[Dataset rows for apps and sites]
Segment Open
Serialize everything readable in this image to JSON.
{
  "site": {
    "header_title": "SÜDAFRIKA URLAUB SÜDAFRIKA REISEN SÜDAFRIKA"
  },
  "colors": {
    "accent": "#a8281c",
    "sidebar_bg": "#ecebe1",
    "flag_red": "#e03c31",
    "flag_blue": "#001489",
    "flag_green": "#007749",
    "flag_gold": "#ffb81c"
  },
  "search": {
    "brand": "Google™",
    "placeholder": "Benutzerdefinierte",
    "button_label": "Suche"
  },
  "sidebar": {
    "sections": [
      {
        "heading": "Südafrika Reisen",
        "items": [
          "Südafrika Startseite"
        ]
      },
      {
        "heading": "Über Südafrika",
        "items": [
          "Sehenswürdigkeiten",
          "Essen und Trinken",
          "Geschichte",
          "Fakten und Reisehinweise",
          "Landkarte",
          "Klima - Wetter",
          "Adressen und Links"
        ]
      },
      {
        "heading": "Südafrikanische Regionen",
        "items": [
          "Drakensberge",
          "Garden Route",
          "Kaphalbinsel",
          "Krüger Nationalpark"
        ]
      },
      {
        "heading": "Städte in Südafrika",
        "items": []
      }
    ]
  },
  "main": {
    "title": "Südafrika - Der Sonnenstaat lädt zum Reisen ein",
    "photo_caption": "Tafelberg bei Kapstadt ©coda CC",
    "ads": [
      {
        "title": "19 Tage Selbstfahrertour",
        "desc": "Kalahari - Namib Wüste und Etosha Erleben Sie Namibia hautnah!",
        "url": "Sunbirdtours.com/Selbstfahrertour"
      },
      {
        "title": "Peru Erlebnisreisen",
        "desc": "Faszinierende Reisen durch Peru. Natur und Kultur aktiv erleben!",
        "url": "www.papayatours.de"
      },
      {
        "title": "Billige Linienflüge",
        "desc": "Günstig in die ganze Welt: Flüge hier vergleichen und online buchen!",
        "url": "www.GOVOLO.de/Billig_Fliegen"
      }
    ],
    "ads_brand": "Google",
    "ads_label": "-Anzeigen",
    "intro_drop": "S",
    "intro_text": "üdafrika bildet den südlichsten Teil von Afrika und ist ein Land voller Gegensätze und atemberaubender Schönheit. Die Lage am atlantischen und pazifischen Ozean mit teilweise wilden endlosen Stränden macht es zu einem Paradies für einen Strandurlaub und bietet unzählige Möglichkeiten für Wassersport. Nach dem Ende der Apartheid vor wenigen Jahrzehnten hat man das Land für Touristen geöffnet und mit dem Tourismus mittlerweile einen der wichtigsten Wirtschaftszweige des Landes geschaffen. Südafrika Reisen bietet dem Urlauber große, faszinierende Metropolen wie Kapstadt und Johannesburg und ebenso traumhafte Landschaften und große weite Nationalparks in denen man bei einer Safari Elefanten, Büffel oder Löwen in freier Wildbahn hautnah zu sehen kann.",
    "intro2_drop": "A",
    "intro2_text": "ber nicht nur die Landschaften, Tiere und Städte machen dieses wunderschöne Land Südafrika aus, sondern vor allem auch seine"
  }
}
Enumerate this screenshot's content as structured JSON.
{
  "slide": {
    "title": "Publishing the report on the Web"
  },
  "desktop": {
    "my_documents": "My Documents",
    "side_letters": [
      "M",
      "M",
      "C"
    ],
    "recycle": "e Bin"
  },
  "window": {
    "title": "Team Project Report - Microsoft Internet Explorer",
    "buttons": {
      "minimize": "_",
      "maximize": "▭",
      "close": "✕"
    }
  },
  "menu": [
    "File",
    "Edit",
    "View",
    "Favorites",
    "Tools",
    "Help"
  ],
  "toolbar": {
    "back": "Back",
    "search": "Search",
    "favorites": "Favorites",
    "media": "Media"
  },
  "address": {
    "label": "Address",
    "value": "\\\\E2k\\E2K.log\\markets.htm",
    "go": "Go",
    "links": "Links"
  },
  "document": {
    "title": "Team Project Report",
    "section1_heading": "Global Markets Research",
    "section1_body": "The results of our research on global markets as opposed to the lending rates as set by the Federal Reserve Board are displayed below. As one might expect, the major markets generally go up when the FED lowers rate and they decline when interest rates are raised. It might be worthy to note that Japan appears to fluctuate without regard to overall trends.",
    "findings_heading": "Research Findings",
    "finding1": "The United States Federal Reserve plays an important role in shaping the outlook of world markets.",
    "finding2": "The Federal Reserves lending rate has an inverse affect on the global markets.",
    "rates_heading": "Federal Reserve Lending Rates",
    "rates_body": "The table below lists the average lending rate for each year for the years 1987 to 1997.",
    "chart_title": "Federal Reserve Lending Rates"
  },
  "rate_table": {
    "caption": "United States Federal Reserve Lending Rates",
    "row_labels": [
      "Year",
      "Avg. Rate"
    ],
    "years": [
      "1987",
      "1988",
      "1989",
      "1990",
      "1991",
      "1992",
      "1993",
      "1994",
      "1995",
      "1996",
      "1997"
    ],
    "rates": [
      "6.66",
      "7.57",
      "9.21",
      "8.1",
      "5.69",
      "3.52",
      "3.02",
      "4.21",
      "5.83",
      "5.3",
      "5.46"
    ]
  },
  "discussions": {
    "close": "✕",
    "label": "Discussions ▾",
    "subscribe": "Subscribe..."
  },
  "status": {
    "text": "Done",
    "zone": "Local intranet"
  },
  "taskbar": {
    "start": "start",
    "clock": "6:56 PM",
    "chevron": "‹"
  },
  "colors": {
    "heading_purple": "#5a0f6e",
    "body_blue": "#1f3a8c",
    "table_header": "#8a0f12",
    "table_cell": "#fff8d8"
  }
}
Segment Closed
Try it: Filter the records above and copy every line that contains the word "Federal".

Solution for this problem:
    "section1_body": "The results of our research on global markets as opposed to the lending rates as set by the Federal Reserve Board are displayed below. As one might expect, the major markets generally go up when the FED lowers rate and they decline when interest rates are raised. It might be worthy to note that Japan appears to fluctuate without regard to overall trends.",
    "finding1": "The United States Federal Reserve plays an important role in shaping the outlook of world markets.",
    "finding2": "The Federal Reserves lending rate has an inverse affect on the global markets.",
    "rates_heading": "Federal Reserve Lending Rates",
    "chart_title": "Federal Reserve Lending Rates"
    "caption": "United States Federal Reserve Lending Rates",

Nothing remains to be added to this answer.